Content starts
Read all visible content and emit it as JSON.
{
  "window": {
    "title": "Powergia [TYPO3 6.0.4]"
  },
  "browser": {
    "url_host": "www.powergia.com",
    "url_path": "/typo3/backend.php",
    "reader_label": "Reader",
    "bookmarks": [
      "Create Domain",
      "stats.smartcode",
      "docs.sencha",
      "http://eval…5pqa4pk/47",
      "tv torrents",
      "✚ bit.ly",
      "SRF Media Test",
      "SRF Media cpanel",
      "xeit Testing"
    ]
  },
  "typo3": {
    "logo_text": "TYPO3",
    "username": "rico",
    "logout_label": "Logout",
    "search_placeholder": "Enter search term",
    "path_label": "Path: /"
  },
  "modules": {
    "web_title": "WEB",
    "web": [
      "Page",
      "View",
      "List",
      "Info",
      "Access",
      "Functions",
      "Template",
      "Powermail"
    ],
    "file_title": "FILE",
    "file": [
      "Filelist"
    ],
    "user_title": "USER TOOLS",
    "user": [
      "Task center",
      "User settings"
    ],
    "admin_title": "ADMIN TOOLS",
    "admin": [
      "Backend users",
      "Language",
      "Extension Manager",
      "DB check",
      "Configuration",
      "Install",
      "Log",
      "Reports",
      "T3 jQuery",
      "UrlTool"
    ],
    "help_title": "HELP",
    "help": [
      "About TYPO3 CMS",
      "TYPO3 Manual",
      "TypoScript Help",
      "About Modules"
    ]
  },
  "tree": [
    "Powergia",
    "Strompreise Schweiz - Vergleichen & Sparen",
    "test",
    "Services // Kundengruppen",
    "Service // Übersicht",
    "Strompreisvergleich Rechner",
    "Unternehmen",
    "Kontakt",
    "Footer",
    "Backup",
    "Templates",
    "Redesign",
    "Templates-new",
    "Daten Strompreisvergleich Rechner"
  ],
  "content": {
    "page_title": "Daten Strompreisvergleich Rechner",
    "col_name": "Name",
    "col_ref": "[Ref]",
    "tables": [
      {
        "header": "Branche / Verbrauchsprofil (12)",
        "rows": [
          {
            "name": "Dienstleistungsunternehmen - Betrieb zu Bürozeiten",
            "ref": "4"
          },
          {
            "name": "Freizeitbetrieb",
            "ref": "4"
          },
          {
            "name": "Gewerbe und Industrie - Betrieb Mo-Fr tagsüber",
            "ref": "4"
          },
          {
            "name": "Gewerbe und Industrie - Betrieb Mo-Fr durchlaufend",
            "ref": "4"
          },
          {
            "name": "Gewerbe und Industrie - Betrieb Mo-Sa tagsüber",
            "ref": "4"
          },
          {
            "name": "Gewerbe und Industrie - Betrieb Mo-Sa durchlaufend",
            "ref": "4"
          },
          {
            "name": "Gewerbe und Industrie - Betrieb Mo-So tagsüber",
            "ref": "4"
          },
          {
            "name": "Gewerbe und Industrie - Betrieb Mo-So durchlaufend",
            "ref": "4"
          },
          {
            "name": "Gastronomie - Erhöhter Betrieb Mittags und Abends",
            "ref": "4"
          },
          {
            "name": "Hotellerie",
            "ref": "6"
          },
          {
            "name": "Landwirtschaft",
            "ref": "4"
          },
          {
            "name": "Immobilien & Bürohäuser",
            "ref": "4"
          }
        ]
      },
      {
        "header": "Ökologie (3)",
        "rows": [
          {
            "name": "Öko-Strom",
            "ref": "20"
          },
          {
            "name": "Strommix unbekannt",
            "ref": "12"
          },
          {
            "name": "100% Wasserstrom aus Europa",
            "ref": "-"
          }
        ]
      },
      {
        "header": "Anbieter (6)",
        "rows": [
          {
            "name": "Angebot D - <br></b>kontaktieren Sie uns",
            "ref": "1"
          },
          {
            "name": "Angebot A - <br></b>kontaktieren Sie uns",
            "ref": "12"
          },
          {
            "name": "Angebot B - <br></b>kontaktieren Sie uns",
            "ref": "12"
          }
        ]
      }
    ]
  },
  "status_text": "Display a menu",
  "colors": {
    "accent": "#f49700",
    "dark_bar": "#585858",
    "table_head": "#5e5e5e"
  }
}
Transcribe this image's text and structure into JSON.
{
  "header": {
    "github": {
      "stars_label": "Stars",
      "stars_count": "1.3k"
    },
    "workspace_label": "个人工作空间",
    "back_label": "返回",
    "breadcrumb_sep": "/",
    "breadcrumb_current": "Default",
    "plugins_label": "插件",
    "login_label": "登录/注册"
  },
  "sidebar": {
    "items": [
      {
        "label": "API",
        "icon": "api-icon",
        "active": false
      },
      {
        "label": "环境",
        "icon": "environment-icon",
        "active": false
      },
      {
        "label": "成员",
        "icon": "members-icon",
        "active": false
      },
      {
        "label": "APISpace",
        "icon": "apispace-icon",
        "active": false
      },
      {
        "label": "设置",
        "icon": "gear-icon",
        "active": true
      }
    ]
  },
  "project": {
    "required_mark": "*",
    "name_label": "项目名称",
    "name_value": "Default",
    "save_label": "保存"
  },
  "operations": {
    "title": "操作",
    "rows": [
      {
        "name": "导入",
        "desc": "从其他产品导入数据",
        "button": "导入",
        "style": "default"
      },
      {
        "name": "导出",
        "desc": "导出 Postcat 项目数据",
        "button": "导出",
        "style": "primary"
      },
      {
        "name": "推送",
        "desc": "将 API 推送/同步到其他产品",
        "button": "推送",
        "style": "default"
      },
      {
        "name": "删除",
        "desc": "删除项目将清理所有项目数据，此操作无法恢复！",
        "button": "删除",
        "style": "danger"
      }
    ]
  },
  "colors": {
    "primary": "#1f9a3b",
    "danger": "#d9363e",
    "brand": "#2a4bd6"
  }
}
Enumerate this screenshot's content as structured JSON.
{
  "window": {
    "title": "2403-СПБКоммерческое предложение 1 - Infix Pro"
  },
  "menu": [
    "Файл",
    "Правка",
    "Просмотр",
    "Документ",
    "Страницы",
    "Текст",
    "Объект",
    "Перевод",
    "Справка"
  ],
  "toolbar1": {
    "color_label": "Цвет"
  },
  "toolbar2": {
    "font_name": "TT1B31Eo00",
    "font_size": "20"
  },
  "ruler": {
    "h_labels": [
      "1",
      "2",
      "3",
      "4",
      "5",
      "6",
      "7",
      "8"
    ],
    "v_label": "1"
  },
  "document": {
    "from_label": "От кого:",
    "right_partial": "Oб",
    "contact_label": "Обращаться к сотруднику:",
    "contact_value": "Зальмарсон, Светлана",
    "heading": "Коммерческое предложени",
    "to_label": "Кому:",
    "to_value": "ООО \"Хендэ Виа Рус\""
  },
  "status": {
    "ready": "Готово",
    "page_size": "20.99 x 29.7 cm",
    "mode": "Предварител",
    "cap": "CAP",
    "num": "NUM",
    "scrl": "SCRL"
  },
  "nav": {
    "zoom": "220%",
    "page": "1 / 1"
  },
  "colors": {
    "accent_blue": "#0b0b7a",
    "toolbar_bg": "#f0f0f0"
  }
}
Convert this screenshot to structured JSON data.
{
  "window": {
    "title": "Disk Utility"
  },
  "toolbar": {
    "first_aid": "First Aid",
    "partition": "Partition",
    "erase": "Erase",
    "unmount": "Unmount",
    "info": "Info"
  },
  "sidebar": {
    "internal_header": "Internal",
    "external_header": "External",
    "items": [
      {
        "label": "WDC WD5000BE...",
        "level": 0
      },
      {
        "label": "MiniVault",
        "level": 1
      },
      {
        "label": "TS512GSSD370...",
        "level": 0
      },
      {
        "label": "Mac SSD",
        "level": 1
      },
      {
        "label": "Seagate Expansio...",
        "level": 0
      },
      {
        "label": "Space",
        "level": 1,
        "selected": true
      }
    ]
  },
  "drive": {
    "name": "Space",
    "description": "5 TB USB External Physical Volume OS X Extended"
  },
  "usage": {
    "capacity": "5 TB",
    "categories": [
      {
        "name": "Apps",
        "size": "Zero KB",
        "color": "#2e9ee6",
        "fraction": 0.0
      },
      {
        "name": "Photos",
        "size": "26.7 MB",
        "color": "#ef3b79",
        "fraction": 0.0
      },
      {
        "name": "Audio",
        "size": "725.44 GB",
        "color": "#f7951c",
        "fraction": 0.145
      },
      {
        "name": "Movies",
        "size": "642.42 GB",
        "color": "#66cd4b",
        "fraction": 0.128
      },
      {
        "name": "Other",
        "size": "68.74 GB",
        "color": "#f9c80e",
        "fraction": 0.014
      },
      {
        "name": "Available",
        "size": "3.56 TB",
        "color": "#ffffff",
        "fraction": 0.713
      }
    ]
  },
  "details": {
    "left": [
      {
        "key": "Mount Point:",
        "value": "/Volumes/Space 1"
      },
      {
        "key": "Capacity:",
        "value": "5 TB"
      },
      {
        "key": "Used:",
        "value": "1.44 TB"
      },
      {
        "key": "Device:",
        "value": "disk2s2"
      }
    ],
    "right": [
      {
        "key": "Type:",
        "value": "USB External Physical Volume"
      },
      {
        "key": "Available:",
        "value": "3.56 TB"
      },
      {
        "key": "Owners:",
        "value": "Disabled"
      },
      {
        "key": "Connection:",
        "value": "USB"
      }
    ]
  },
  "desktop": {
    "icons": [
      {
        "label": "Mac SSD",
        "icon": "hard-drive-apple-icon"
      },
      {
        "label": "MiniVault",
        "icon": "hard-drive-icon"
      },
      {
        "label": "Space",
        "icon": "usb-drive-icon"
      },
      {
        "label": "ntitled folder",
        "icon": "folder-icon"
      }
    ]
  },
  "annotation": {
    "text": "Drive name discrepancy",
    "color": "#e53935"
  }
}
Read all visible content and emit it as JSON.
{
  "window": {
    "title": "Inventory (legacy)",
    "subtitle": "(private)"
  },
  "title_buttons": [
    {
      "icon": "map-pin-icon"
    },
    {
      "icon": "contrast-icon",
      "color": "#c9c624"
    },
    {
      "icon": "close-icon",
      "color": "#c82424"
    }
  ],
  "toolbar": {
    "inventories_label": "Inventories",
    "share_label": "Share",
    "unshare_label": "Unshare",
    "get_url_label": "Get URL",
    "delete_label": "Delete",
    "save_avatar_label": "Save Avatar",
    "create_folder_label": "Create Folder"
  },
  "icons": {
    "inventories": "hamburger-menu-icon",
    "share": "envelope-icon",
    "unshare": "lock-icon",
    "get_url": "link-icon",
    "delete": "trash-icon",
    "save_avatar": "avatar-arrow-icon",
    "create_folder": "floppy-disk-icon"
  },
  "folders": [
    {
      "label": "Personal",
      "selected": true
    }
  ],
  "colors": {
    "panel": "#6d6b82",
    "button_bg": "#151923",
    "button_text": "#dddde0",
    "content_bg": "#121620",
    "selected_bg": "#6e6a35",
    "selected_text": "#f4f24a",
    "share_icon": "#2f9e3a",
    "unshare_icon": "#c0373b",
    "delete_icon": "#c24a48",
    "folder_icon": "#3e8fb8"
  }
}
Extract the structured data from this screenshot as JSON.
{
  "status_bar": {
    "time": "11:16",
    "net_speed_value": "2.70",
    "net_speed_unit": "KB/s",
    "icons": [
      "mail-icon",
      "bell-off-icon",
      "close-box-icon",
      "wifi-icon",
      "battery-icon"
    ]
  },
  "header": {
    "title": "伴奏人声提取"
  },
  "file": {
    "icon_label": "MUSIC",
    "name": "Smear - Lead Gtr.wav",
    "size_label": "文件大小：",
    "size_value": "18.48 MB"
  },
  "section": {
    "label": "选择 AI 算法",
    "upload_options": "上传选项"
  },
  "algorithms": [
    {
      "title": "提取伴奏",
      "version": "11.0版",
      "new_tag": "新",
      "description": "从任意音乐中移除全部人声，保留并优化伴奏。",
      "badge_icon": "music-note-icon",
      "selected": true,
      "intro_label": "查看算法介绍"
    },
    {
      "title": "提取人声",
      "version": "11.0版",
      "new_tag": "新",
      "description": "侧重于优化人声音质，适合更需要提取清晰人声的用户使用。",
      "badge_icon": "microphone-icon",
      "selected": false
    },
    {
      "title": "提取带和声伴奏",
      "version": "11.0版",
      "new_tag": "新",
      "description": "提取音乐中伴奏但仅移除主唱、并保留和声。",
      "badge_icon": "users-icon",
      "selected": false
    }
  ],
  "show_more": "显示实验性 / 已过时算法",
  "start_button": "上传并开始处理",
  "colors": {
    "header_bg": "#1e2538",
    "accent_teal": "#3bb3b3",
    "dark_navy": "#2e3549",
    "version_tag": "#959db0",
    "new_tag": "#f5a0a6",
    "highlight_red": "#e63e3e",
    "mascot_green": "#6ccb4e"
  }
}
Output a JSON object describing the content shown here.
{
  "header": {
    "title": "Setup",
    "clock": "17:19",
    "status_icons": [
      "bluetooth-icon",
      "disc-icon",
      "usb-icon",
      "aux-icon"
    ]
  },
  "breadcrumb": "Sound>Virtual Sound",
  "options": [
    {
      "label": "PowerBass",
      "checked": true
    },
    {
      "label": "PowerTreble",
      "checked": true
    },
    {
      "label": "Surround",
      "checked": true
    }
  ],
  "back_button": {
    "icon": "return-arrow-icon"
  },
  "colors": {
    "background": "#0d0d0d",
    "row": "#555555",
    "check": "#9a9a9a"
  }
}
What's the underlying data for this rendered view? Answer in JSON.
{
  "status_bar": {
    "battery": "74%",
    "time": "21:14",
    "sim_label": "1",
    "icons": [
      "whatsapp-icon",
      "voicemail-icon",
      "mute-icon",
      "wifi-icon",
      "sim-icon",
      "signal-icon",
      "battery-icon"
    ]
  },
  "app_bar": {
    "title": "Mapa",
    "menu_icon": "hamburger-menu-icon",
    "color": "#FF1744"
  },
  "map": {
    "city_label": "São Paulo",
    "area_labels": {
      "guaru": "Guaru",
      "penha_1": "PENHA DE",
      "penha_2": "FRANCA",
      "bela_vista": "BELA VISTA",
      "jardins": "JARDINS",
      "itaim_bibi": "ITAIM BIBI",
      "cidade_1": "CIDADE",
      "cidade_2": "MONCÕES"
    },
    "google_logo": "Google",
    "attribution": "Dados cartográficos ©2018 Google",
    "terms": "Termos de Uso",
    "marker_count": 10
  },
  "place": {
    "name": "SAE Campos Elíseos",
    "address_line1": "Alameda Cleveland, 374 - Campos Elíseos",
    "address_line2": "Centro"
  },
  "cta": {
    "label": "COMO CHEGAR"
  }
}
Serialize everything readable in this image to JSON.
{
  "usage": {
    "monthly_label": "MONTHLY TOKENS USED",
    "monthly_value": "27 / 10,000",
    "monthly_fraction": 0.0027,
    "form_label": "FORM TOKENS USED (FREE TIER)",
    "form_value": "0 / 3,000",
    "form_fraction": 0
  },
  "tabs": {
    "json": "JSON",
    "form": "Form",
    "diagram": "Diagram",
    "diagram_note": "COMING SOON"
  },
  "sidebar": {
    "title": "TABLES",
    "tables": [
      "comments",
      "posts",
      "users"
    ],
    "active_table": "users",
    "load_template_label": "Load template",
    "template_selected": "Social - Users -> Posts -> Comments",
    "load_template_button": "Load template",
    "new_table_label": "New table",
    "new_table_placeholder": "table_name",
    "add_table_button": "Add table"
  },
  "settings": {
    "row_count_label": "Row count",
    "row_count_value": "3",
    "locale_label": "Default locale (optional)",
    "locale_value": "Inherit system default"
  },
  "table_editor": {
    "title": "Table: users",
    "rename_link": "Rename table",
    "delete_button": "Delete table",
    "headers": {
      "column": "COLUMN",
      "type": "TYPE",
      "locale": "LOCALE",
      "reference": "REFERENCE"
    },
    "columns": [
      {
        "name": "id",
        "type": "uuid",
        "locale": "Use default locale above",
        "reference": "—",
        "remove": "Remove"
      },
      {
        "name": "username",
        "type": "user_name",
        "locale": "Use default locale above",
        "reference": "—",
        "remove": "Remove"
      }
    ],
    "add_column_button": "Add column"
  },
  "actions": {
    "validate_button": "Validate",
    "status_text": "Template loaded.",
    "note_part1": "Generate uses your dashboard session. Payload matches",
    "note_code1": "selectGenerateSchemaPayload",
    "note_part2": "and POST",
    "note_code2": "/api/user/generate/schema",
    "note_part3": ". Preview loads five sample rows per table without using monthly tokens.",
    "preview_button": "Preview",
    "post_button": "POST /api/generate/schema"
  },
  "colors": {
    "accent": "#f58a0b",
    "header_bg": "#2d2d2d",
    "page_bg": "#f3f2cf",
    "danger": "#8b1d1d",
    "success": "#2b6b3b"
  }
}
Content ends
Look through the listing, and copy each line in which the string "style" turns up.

        "style": "default"
        "style": "primary"
        "style": "default"
        "style": "danger"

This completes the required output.